Craig Moffat County High School students no longer will be able to sleep in on Thursday mornings.
Principal Thom Schnellinger made a report to the Moffat County School Board on Thursday that included reasons for the switch and possible advantages of letting students out early instead of allowing them to come in later on days when teachers get together for collaboration.
"I think there is a good case for developing a consistent morning routine," he said. "It will work well for the school and for the families."
On Thursdays, classes are shortened and the equivalent of one class period is dedicated to teacher collaboration.
The time is important, he said, because teachers need to examine their practices, map curriculum and engage in dialogue about what is working and what isn't.
Last year, however, the collaboration took place in the morning. Students weren't required to be in class until 9 a.m.
However, many students couldn't adhere to the late start schedule.
Schnellinger noted a significant increase in the number of tardy arrivals occurring on late start days.
On one Thursday, 90 students showed up late, which is 14 percent of the student body. On an average day, only one to three percent of students were tardy.
"I think, at home, adults in the family leave for work and there isn't that supervision," Schnellinger said. "Since they already have to come in late, some just lose motivation."
The decision to make the switch involved an informal online poll in which 68 percent of those who answered preferred the early dismissal. Twenty-four percent wanted to stay with the late start.
Schnellinger said the new schedule, which lets students out at 2:50 p.m. instead of 3:40 p.m., will provide more opportunities for catching up on work.
"We will have tutors available," he said. "There will be a math tutor and a general study hall run by paraprofessionals. Also, the library and computer lab will still be open."
Board member Trish Snyder said her two daughters were actually looking forward to the change.
"I know my girls are excited because they will have that time to finish their homework before they go to practice," Snyder said. "That way, they won't have to do it after they get home when they're tired."
Schnellinger said he spoke with coaches about setting up study groups specifically for ineligible athletes to catch up on their work, something that was difficult with the late start because so many students chose to sleep in.

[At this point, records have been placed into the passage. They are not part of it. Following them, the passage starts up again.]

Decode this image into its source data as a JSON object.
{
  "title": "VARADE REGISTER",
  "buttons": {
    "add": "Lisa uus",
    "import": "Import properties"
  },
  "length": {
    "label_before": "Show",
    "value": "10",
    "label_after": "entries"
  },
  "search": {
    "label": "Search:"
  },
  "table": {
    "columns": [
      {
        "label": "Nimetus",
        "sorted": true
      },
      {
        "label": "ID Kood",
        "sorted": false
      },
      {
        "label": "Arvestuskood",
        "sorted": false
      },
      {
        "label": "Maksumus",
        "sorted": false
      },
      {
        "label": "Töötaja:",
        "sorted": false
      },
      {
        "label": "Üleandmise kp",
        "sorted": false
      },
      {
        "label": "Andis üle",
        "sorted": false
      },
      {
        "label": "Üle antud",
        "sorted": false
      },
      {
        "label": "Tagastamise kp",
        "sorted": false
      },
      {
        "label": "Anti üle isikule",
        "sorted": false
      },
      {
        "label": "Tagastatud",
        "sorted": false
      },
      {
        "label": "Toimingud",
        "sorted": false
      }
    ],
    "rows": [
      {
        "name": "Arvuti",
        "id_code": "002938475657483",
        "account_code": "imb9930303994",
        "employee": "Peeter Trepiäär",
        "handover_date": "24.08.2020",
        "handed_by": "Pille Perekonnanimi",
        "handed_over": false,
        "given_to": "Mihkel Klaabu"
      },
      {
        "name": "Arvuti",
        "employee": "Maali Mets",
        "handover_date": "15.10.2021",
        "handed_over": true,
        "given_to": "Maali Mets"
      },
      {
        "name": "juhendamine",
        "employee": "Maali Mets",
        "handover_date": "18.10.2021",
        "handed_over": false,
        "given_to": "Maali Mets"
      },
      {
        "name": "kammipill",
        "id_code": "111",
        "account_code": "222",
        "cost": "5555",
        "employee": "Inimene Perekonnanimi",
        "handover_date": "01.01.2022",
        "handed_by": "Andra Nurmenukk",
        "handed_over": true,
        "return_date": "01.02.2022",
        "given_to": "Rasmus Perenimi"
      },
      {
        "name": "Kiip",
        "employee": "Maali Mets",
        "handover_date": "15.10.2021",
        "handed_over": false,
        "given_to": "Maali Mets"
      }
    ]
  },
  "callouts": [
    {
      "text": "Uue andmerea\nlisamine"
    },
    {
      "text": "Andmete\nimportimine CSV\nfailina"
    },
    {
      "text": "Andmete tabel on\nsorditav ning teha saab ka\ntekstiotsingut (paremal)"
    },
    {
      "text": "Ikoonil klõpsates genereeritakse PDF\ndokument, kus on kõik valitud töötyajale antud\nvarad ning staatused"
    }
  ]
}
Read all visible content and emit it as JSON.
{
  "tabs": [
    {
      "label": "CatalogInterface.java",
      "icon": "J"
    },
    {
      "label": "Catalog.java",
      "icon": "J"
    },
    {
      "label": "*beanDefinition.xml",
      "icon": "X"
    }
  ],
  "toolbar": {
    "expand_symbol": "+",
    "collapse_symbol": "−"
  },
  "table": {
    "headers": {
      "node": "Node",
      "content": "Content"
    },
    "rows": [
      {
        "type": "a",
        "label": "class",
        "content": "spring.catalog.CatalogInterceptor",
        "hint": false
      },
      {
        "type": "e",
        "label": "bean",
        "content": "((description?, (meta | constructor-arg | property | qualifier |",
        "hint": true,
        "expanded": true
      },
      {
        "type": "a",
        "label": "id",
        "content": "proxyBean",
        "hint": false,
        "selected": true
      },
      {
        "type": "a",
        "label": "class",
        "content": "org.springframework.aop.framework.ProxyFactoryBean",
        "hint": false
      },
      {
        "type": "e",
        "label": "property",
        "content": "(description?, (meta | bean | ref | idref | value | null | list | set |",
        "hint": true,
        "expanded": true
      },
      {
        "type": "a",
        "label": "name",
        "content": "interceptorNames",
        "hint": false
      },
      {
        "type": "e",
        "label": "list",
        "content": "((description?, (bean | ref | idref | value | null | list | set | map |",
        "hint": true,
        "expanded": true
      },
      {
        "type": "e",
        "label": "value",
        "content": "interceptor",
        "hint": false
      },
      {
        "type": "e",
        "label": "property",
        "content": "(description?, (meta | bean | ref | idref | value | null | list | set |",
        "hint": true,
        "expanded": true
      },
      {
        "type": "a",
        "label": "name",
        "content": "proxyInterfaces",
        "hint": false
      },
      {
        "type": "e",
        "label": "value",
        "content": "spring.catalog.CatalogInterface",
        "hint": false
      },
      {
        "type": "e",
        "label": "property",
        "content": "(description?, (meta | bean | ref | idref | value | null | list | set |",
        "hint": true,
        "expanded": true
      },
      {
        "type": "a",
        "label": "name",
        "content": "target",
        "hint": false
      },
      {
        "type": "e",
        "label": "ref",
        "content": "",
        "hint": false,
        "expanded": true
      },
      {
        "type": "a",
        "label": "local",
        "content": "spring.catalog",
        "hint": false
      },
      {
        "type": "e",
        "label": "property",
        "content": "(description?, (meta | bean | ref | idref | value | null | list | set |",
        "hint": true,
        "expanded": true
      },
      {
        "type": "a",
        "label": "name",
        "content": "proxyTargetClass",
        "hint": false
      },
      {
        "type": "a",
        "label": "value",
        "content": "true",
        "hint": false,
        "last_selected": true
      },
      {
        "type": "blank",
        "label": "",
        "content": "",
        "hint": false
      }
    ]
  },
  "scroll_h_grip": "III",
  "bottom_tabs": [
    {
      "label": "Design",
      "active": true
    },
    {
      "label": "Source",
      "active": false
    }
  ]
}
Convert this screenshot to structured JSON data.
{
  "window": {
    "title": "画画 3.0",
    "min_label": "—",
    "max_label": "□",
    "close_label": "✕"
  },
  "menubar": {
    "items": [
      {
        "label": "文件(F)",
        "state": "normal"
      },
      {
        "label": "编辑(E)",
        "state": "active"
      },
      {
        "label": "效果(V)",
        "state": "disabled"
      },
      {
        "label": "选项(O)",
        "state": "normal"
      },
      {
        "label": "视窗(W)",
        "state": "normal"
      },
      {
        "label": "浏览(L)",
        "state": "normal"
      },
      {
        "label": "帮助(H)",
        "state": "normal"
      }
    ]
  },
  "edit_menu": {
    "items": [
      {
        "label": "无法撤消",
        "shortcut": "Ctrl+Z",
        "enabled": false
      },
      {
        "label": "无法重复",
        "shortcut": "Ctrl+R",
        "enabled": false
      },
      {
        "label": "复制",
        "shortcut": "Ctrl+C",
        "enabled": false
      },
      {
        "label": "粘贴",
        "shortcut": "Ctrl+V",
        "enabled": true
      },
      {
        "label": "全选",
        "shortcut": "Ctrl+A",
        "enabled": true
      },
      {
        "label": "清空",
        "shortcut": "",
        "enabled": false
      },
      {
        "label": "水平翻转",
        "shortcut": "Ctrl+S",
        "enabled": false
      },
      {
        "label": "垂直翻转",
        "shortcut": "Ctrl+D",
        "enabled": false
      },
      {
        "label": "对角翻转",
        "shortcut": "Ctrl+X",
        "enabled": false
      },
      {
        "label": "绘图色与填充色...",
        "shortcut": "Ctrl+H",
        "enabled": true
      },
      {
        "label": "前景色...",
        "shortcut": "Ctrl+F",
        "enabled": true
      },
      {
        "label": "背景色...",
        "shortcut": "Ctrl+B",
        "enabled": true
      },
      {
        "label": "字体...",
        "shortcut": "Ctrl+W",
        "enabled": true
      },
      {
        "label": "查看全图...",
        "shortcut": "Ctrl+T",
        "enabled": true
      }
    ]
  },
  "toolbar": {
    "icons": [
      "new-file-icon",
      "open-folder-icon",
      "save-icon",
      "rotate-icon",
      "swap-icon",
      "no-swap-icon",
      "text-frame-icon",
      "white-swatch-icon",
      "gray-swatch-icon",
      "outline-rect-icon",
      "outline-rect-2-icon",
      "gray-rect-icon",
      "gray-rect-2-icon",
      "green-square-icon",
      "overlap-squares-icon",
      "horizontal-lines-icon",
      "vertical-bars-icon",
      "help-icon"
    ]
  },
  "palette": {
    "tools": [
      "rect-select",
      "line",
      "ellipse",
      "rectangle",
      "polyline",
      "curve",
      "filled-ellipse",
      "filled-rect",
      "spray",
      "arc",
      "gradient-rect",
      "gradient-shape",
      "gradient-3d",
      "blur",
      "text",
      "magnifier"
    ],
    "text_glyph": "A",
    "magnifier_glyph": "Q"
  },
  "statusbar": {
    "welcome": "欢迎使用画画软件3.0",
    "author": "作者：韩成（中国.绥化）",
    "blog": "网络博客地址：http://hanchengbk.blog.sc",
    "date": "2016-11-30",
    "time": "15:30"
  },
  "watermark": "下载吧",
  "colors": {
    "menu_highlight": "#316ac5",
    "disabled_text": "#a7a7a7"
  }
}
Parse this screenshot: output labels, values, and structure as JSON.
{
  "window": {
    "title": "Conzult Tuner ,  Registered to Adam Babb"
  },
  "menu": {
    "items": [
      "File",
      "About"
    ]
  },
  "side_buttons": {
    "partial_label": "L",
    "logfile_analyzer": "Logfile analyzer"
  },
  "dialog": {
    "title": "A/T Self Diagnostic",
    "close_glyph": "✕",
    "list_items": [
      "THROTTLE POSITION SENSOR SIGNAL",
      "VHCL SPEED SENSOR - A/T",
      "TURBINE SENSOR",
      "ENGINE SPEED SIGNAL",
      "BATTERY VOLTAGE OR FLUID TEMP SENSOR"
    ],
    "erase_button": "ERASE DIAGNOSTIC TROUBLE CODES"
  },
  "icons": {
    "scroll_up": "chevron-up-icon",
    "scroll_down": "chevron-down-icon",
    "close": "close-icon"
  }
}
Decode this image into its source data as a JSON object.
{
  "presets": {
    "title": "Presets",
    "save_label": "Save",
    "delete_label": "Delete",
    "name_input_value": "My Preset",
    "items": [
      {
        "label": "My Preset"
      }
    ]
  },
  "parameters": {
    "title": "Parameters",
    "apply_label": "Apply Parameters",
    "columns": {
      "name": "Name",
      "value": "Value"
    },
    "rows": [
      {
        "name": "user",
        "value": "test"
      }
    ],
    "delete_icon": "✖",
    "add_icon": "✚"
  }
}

He said it's important to find the balance between the importance of collaboration time and meeting the needs of the students.
The first early release will be Sept. 10.